» Exercise aim
A complete response lists each line of the data below that includes the word "trial".

» Data records
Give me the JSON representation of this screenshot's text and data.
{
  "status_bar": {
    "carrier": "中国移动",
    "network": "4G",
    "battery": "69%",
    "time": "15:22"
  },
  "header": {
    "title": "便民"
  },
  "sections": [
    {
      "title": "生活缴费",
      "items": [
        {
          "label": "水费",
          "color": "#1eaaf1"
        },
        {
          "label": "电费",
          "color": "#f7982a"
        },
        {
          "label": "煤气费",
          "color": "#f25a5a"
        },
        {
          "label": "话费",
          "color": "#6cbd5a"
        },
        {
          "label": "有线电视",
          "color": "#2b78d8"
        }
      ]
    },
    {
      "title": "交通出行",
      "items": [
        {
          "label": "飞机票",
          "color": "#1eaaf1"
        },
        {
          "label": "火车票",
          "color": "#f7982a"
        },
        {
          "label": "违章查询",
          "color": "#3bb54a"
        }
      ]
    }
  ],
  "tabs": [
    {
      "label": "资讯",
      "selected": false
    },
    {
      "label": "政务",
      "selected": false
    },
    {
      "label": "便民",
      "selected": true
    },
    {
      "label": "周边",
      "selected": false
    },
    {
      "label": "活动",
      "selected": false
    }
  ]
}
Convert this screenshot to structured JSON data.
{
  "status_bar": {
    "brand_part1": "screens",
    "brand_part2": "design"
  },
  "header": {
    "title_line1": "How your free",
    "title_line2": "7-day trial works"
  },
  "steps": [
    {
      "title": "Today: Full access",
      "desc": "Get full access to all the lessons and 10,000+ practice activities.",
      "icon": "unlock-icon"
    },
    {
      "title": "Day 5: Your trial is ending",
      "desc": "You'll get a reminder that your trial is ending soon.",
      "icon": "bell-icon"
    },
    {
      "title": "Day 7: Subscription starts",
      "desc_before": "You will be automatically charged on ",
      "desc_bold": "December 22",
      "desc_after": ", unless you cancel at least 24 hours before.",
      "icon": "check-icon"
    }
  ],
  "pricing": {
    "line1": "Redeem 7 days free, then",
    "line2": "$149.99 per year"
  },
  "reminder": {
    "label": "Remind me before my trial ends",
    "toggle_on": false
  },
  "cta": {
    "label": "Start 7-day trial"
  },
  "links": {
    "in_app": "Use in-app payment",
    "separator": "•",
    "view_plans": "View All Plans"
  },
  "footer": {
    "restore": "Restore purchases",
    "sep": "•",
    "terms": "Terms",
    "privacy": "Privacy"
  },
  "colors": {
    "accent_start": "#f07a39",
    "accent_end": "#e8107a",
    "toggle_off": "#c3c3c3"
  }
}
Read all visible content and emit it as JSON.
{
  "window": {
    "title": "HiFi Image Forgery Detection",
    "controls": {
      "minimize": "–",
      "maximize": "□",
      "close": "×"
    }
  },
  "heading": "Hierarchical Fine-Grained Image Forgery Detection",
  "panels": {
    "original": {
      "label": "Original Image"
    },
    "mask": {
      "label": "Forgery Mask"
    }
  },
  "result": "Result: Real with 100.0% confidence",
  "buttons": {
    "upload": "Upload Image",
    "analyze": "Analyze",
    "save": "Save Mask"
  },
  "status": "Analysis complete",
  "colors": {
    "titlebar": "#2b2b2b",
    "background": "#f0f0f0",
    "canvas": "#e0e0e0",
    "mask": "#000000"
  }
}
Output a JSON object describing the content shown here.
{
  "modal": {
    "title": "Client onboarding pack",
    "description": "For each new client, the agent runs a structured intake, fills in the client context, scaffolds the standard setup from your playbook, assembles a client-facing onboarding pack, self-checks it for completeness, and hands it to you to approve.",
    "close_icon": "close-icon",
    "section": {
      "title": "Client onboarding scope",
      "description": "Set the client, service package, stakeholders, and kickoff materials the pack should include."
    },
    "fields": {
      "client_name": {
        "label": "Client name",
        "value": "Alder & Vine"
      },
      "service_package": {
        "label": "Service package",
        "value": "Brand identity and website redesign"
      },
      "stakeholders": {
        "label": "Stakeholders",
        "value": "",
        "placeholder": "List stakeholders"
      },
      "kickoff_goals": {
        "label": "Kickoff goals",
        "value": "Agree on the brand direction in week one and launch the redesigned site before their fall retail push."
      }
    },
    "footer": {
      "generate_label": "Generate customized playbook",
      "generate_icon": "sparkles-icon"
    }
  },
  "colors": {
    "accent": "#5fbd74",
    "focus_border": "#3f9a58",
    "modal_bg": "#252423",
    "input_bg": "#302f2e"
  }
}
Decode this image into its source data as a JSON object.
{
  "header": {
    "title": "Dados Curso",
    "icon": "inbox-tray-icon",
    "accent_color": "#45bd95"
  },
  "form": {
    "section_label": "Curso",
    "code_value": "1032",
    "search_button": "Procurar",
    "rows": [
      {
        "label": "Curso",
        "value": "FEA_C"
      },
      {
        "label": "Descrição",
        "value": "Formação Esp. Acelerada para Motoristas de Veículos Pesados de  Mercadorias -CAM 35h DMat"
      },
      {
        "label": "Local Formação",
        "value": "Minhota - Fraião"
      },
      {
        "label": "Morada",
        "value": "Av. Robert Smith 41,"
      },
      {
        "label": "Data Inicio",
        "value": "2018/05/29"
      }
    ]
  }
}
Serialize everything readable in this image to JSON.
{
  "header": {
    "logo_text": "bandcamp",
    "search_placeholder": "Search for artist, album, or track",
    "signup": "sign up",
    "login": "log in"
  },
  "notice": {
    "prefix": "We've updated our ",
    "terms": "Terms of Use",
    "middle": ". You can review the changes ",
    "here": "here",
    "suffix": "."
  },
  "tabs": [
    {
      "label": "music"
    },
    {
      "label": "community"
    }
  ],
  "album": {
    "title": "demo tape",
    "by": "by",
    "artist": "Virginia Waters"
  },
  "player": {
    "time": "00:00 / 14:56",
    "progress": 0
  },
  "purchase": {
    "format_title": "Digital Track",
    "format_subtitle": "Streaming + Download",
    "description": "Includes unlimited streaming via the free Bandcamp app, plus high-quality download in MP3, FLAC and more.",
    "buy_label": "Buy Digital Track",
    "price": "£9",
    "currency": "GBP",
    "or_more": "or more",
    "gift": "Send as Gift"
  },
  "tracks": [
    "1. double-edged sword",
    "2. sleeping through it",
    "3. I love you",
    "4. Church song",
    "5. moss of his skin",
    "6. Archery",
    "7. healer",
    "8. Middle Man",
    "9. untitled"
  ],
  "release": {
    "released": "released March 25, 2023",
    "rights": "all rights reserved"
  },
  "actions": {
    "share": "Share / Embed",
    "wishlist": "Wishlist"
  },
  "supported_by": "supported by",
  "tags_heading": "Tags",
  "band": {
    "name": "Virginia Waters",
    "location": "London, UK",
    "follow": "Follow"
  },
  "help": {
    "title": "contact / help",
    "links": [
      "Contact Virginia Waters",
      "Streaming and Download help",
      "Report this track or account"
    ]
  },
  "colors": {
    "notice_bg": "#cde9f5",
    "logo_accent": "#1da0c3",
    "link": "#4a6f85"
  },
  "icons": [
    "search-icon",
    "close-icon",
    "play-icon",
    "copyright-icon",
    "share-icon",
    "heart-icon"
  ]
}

» Result below
    "title_line2": "7-day trial works"
      "title": "Day 5: Your trial is ending",
      "desc": "You'll get a reminder that your trial is ending soon.",
    "label": "Remind me before my trial ends",
    "label": "Start 7-day trial"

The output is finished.